- [What needs to be done]
Images within the entries are to be omitted; the remainder must be reproduced exactly.

-- Excerpted records follows --

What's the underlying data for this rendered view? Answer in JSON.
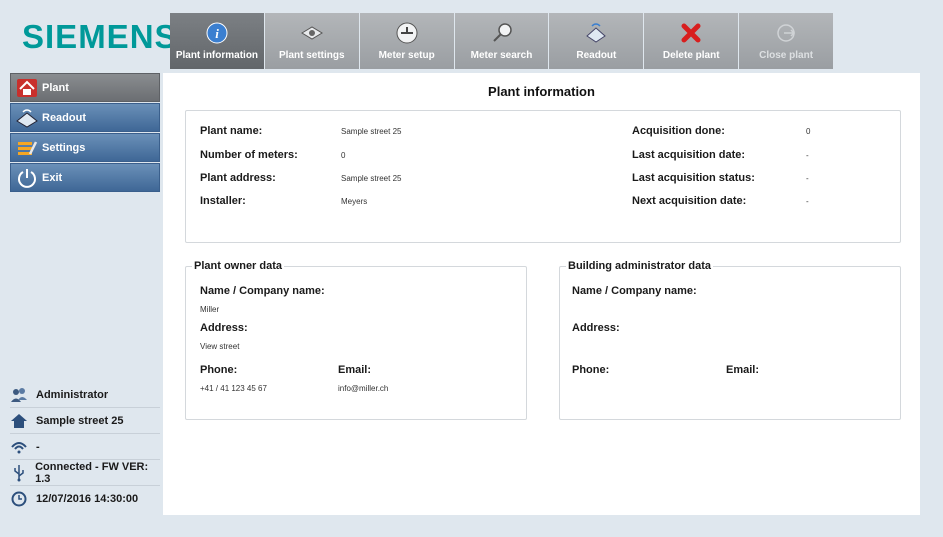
{
  "logo": "SIEMENS",
  "toolbar": [
    {
      "label": "Plant information",
      "icon": "info-icon",
      "state": "active"
    },
    {
      "label": "Plant settings",
      "icon": "eye-icon",
      "state": "normal"
    },
    {
      "label": "Meter setup",
      "icon": "meter-icon",
      "state": "normal"
    },
    {
      "label": "Meter search",
      "icon": "magnifier-icon",
      "state": "normal"
    },
    {
      "label": "Readout",
      "icon": "readout-icon",
      "state": "normal"
    },
    {
      "label": "Delete plant",
      "icon": "delete-icon",
      "state": "normal"
    },
    {
      "label": "Close plant",
      "icon": "close-plant-icon",
      "state": "disabled"
    }
  ],
  "sidebar": {
    "items": [
      {
        "label": "Plant",
        "icon": "house-icon",
        "active": true
      },
      {
        "label": "Readout",
        "icon": "readout-icon",
        "active": false
      },
      {
        "label": "Settings",
        "icon": "settings-icon",
        "active": false
      },
      {
        "label": "Exit",
        "icon": "power-icon",
        "active": false
      }
    ]
  },
  "status": {
    "user": "Administrator",
    "plant": "Sample street 25",
    "signal": "-",
    "connection": "Connected - FW VER: 1.3",
    "datetime": "12/07/2016 14:30:00"
  },
  "main": {
    "title": "Plant information",
    "info": {
      "plant_name_label": "Plant name:",
      "plant_name_value": "Sample street 25",
      "meters_label": "Number of meters:",
      "meters_value": "0",
      "address_label": "Plant address:",
      "address_value": "Sample street 25",
      "installer_label": "Installer:",
      "installer_value": "Meyers",
      "acq_done_label": "Acquisition done:",
      "acq_done_value": "0",
      "last_acq_date_label": "Last acquisition date:",
      "last_acq_date_value": "-",
      "last_acq_status_label": "Last acquisition status:",
      "last_acq_status_value": "-",
      "next_acq_date_label": "Next acquisition date:",
      "next_acq_date_value": "-"
    },
    "owner": {
      "legend": "Plant owner data",
      "name_label": "Name / Company name:",
      "name_value": "Miller",
      "address_label": "Address:",
      "address_value": "View street",
      "phone_label": "Phone:",
      "phone_value": "+41 / 41 123 45 67",
      "email_label": "Email:",
      "email_value": "info@miller.ch"
    },
    "admin": {
      "legend": "Building administrator data",
      "name_label": "Name / Company name:",
      "address_label": "Address:",
      "phone_label": "Phone:",
      "email_label": "Email:"
    }
  },
  "colors": {
    "brand": "#009999",
    "nav_blue": "#4a72a0",
    "toolbar_gray": "#a5a9ad",
    "background": "#dfe7ee"
  }
}
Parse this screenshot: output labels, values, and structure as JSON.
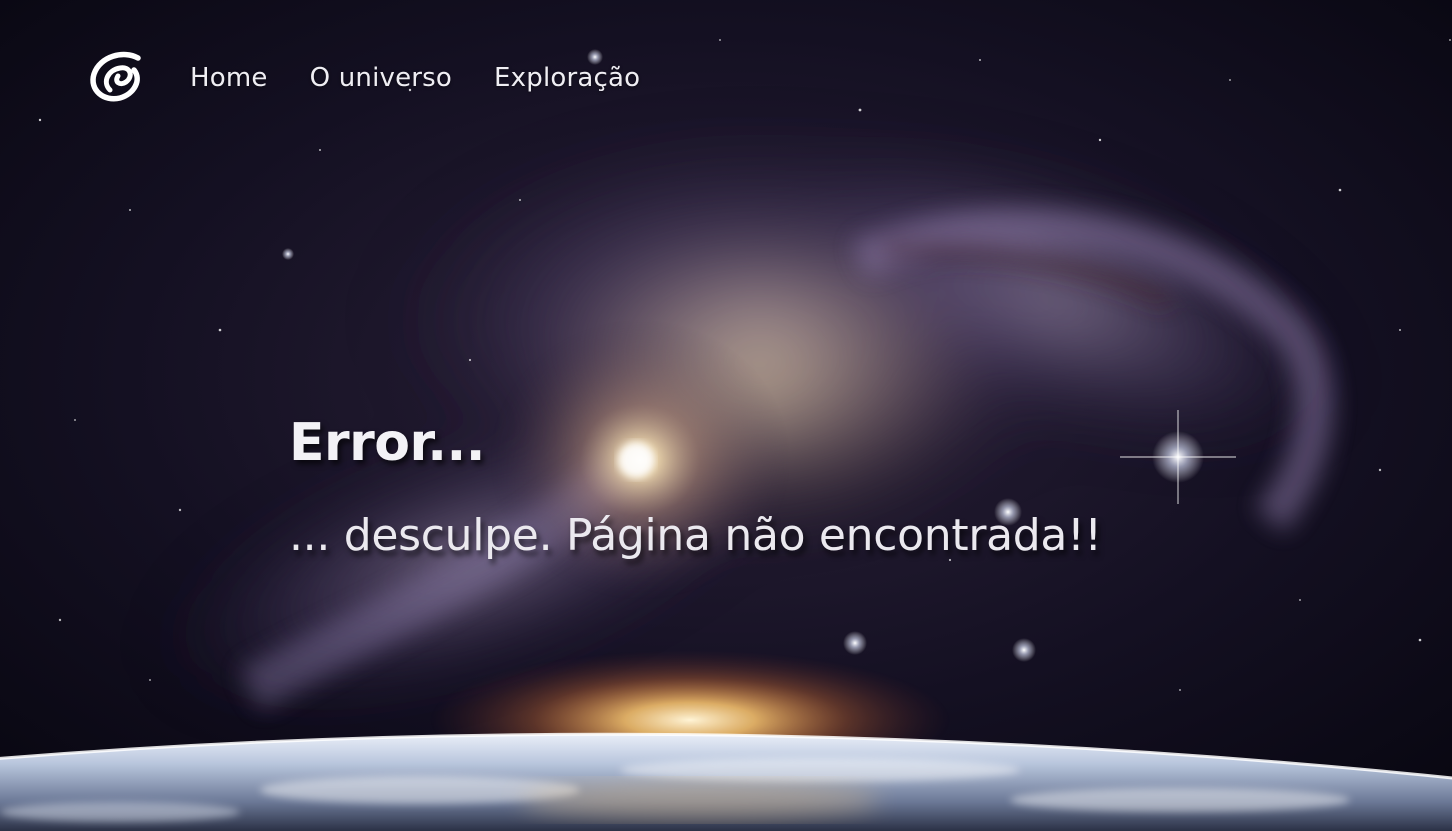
{
  "nav": {
    "logo_icon": "swirl-logo-icon",
    "items": [
      {
        "label": "Home"
      },
      {
        "label": "O universo"
      },
      {
        "label": "Exploração"
      }
    ]
  },
  "hero": {
    "title": "Error...",
    "subtitle": "... desculpe. Página não encontrada!!"
  },
  "background": {
    "description_icon": "galaxy-earth-background",
    "colors": {
      "space": "#0b0a18",
      "nebula": "#8f7fb4",
      "core": "#f6e2b0",
      "earth": "#cfd8ea",
      "sunrise": "#ffb347"
    }
  }
}
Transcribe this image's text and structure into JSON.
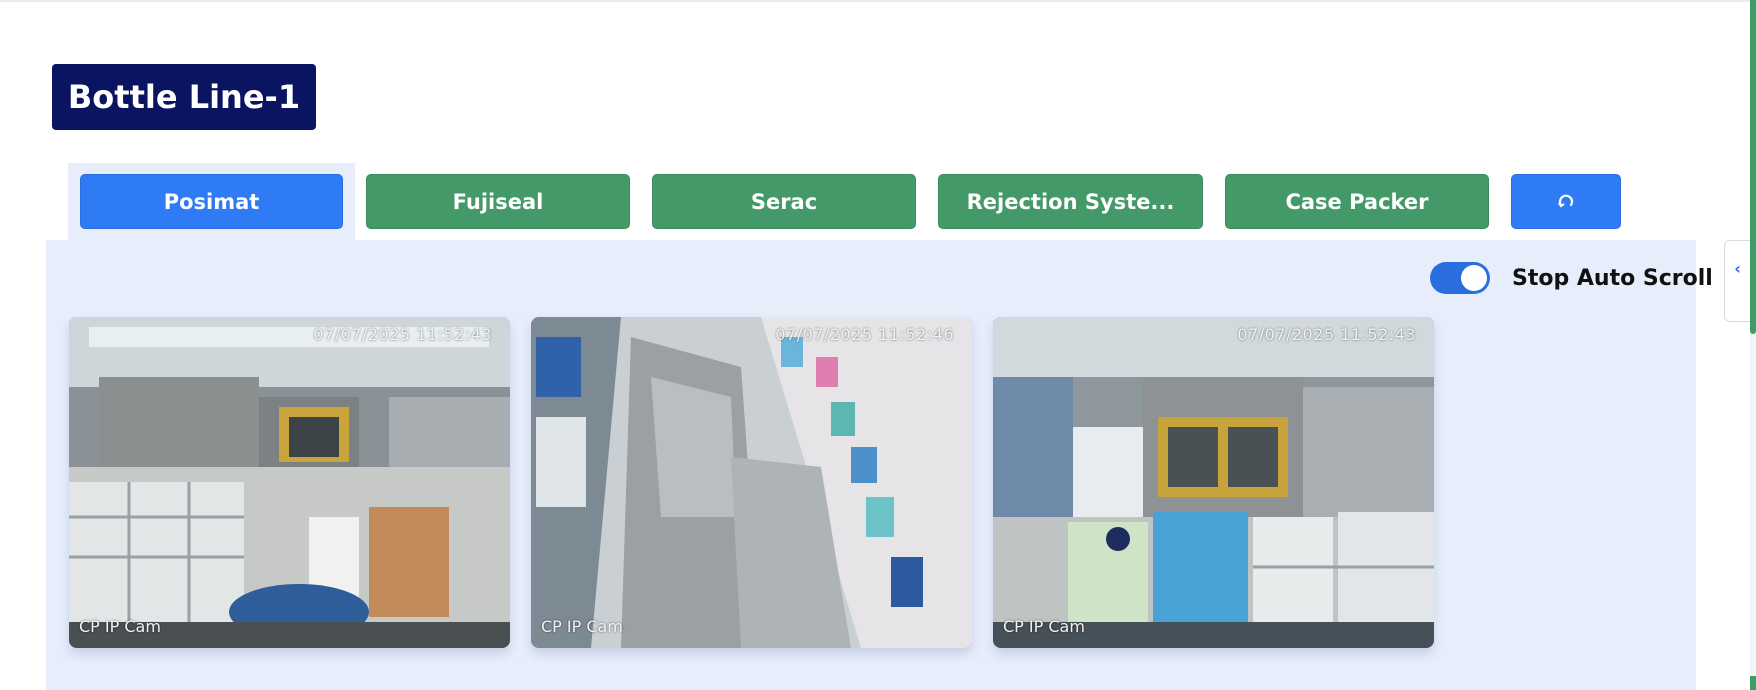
{
  "header": {
    "line_title": "Bottle Line-1"
  },
  "tabs": [
    {
      "label": "Posimat",
      "color": "#2f7bf6",
      "active": true
    },
    {
      "label": "Fujiseal",
      "color": "#439a68",
      "active": false
    },
    {
      "label": "Serac",
      "color": "#439a68",
      "active": false
    },
    {
      "label": "Rejection Syste...",
      "color": "#439a68",
      "active": false
    },
    {
      "label": "Case Packer",
      "color": "#439a68",
      "active": false
    }
  ],
  "refresh_icon": "refresh-icon",
  "toggle": {
    "label": "Stop Auto Scroll",
    "on": true,
    "color": "#2a6ee0"
  },
  "cameras": [
    {
      "timestamp": "07/07/2025 11:52:43",
      "name": "CP IP Cam"
    },
    {
      "timestamp": "07/07/2025 11:52:46",
      "name": "CP IP Cam"
    },
    {
      "timestamp": "07/07/2025 11:52:43",
      "name": "CP IP Cam"
    }
  ],
  "side_panel_icon": "chevron-left-icon",
  "colors": {
    "title_bg": "#0b1460",
    "panel_bg": "#e7edfb",
    "accent_blue": "#2f7bf6",
    "accent_green": "#439a68"
  }
}
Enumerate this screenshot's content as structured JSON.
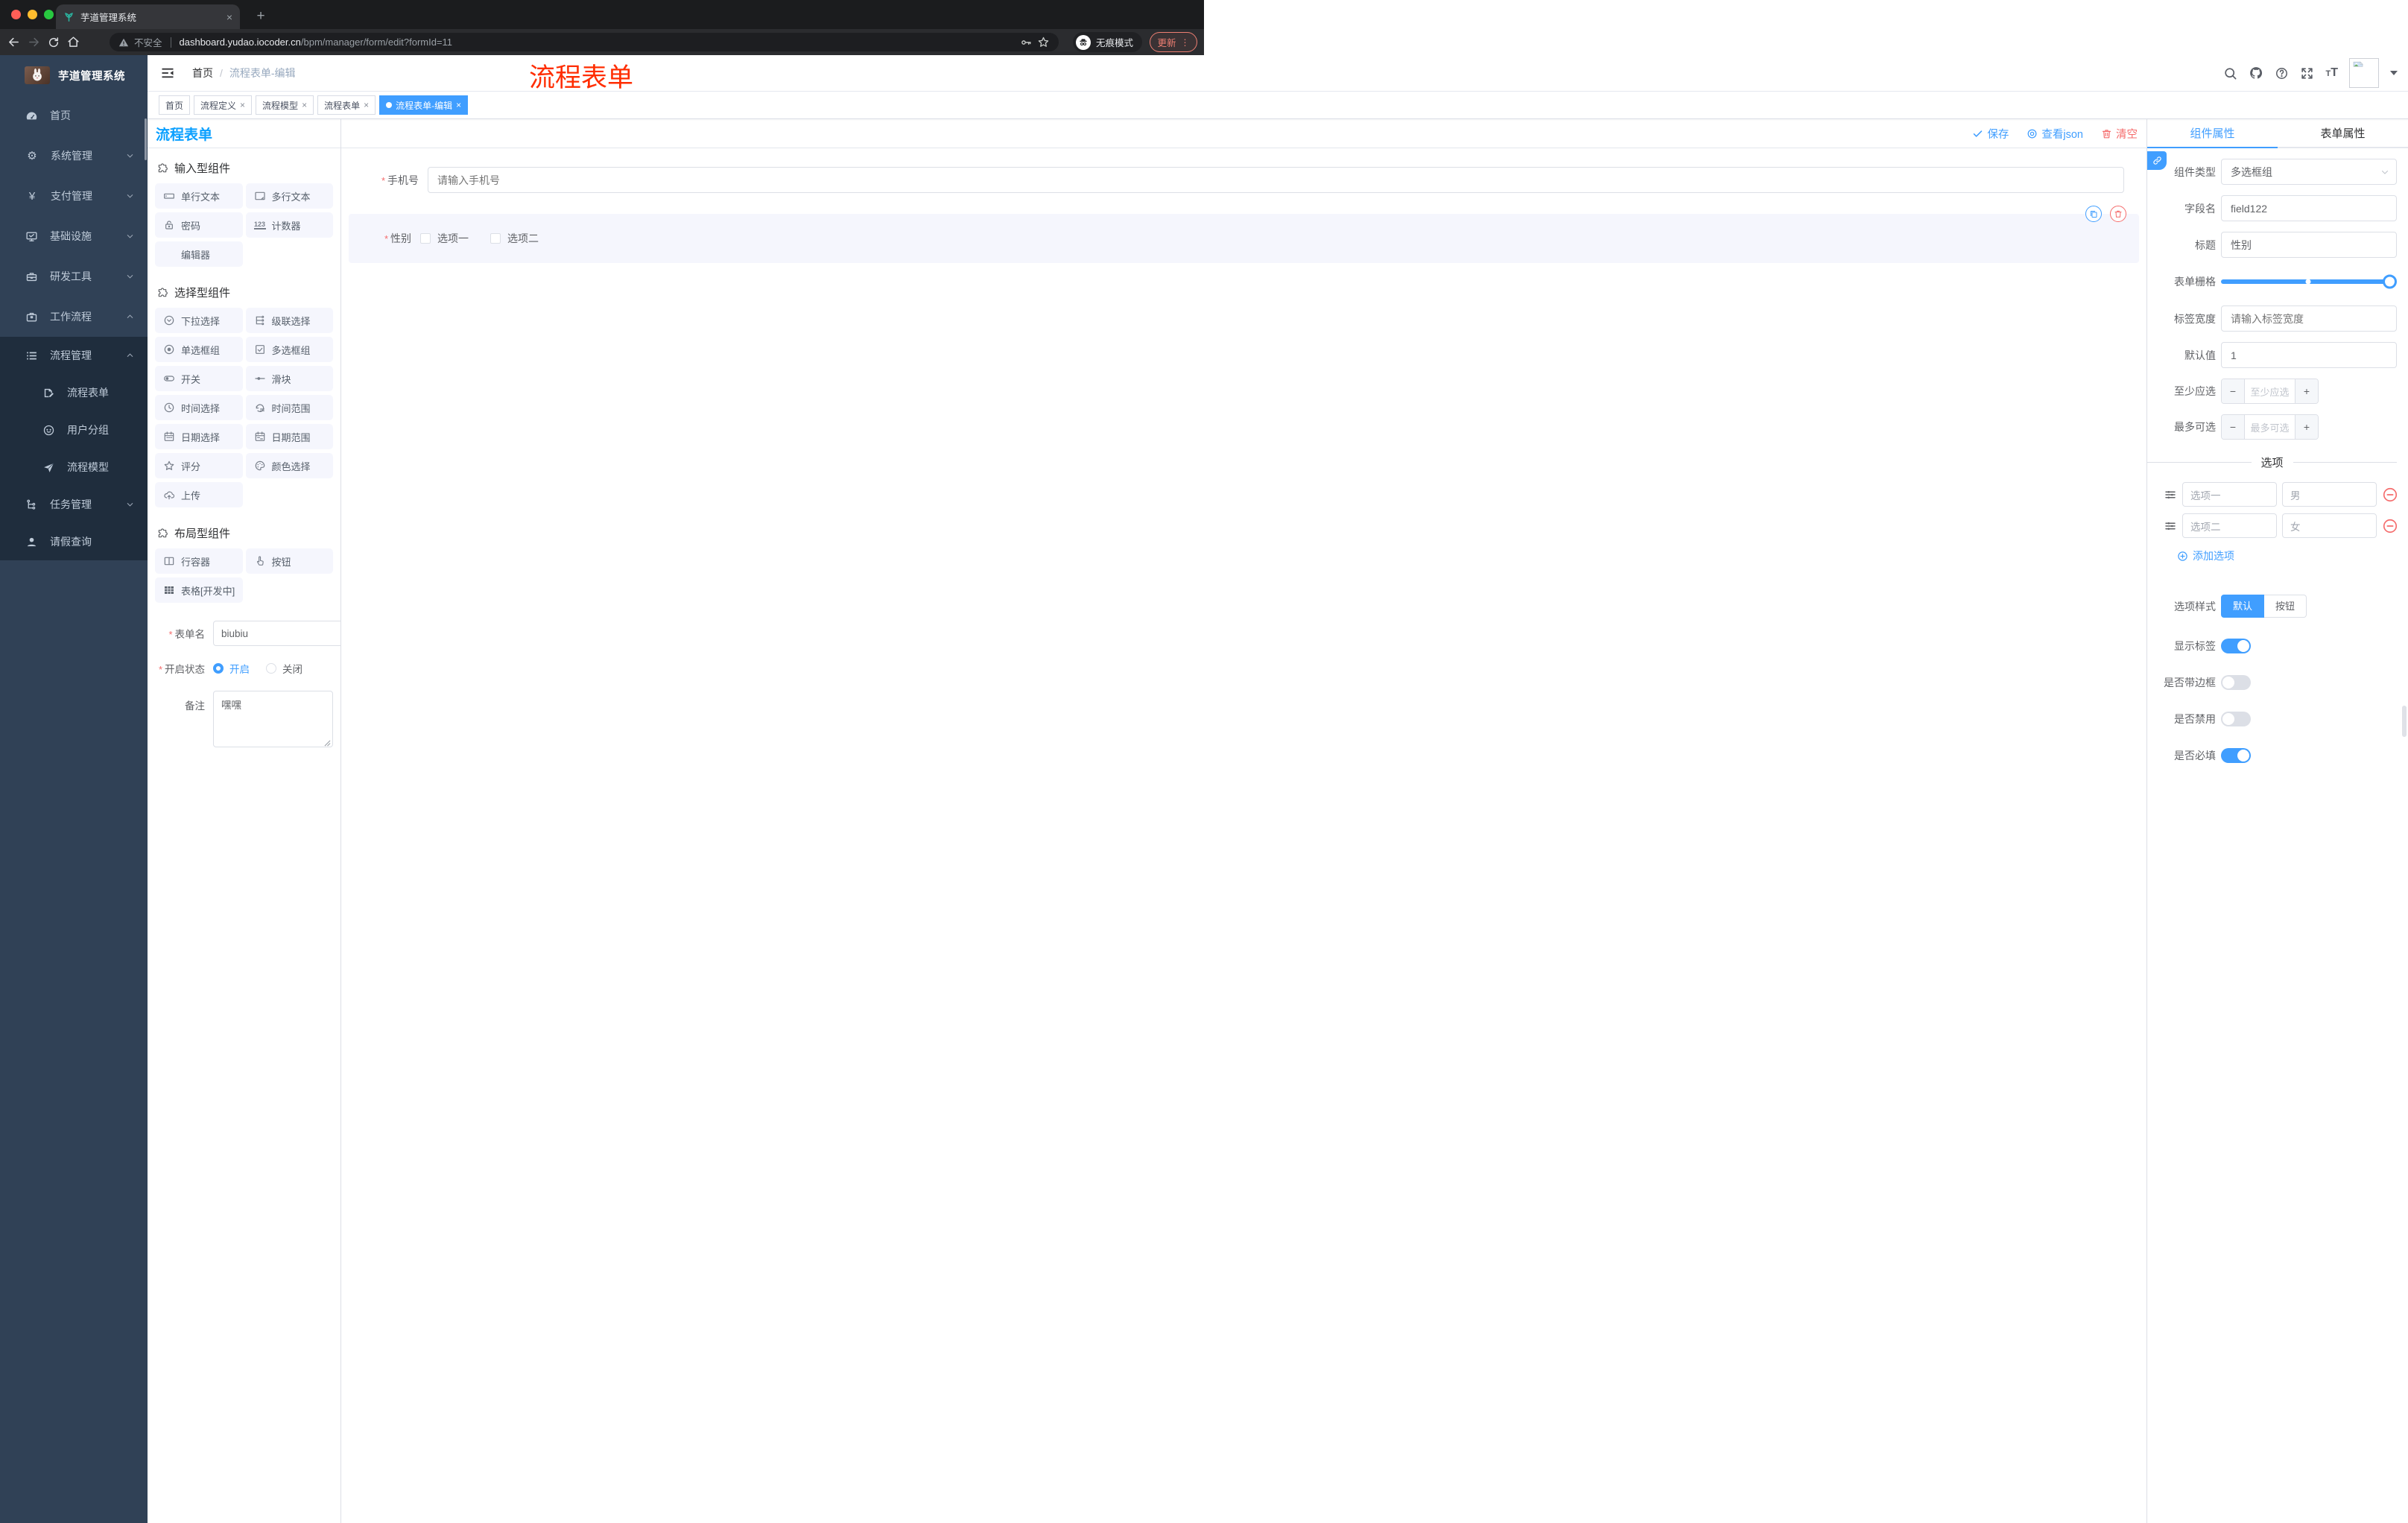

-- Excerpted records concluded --

- [Result]
What's the underlying data for this rendered view? Answer in JSON.
{
  "logo": "SIEMENS",
  "toolbar": [
    {
      "label": "Plant information",
      "icon": "info-icon",
      "state": "active"
    },
    {
      "label": "Plant settings",
      "icon": "eye-icon",
      "state": "normal"
    },
    {
      "label": "Meter setup",
      "icon": "meter-icon",
      "state": "normal"
    },
    {
      "label": "Meter search",
      "icon": "magnifier-icon",
      "state": "normal"
    },
    {
      "label": "Readout",
      "icon": "readout-icon",
      "state": "normal"
    },
    {
      "label": "Delete plant",
      "icon": "delete-icon",
      "state": "normal"
    },
    {
      "label": "Close plant",
      "icon": "close-plant-icon",
      "state": "disabled"
    }
  ],
  "sidebar": {
    "items": [
      {
        "label": "Plant",
        "icon": "house-icon",
        "active": true
      },
      {
        "label": "Readout",
        "icon": "readout-icon",
        "active": false
      },
      {
        "label": "Settings",
        "icon": "settings-icon",
        "active": false
      },
      {
        "label": "Exit",
        "icon": "power-icon",
        "active": false
      }
    ]
  },
  "status": {
    "user": "Administrator",
    "plant": "Sample street 25",
    "signal": "-",
    "connection": "Connected - FW VER: 1.3",
    "datetime": "12/07/2016 14:30:00"
  },
  "main": {
    "title": "Plant information",
    "info": {
      "plant_name_label": "Plant name:",
      "plant_name_value": "Sample street 25",
      "meters_label": "Number of meters:",
      "meters_value": "0",
      "address_label": "Plant address:",
      "address_value": "Sample street 25",
      "installer_label": "Installer:",
      "installer_value": "Meyers",
      "acq_done_label": "Acquisition done:",
      "acq_done_value": "0",
      "last_acq_date_label": "Last acquisition date:",
      "last_acq_date_value": "-",
      "last_acq_status_label": "Last acquisition status:",
      "last_acq_status_value": "-",
      "next_acq_date_label": "Next acquisition date:",
      "next_acq_date_value": "-"
    },
    "owner": {
      "legend": "Plant owner data",
      "name_label": "Name / Company name:",
      "name_value": "Miller",
      "address_label": "Address:",
      "address_value": "View street",
      "phone_label": "Phone:",
      "phone_value": "+41 / 41 123 45 67",
      "email_label": "Email:",
      "email_value": "info@miller.ch"
    },
    "admin": {
      "legend": "Building administrator data",
      "name_label": "Name / Company name:",
      "address_label": "Address:",
      "phone_label": "Phone:",
      "email_label": "Email:"
    }
  },
  "colors": {
    "brand": "#009999",
    "nav_blue": "#4a72a0",
    "toolbar_gray": "#a5a9ad",
    "background": "#dfe7ee"
  }
}
Parse this screenshot: output labels, values, and structure as JSON.
{
  "nav": {
    "logo_icon": "swirl-logo-icon",
    "items": [
      {
        "label": "Home"
      },
      {
        "label": "O universo"
      },
      {
        "label": "Exploração"
      }
    ]
  },
  "hero": {
    "title": "Error...",
    "subtitle": "... desculpe. Página não encontrada!!"
  },
  "background": {
    "description_icon": "galaxy-earth-background",
    "colors": {
      "space": "#0b0a18",
      "nebula": "#8f7fb4",
      "core": "#f6e2b0",
      "earth": "#cfd8ea",
      "sunrise": "#ffb347"
    }
  }
}
Transcribe this image's text and structure into JSON.
{
  "header": {
    "line_title": "Bottle Line-1"
  },
  "tabs": [
    {
      "label": "Posimat",
      "color": "#2f7bf6",
      "active": true
    },
    {
      "label": "Fujiseal",
      "color": "#439a68",
      "active": false
    },
    {
      "label": "Serac",
      "color": "#439a68",
      "active": false
    },
    {
      "label": "Rejection Syste...",
      "color": "#439a68",
      "active": false
    },
    {
      "label": "Case Packer",
      "color": "#439a68",
      "active": false
    }
  ],
  "refresh_icon": "refresh-icon",
  "toggle": {
    "label": "Stop Auto Scroll",
    "on": true,
    "color": "#2a6ee0"
  },
  "cameras": [
    {
      "timestamp": "07/07/2025 11:52:43",
      "name": "CP IP Cam"
    },
    {
      "timestamp": "07/07/2025 11:52:46",
      "name": "CP IP Cam"
    },
    {
      "timestamp": "07/07/2025 11:52:43",
      "name": "CP IP Cam"
    }
  ],
  "side_panel_icon": "chevron-left-icon",
  "colors": {
    "title_bg": "#0b1460",
    "panel_bg": "#e7edfb",
    "accent_blue": "#2f7bf6",
    "accent_green": "#439a68"
  }
}
Enumerate this screenshot's content as structured JSON.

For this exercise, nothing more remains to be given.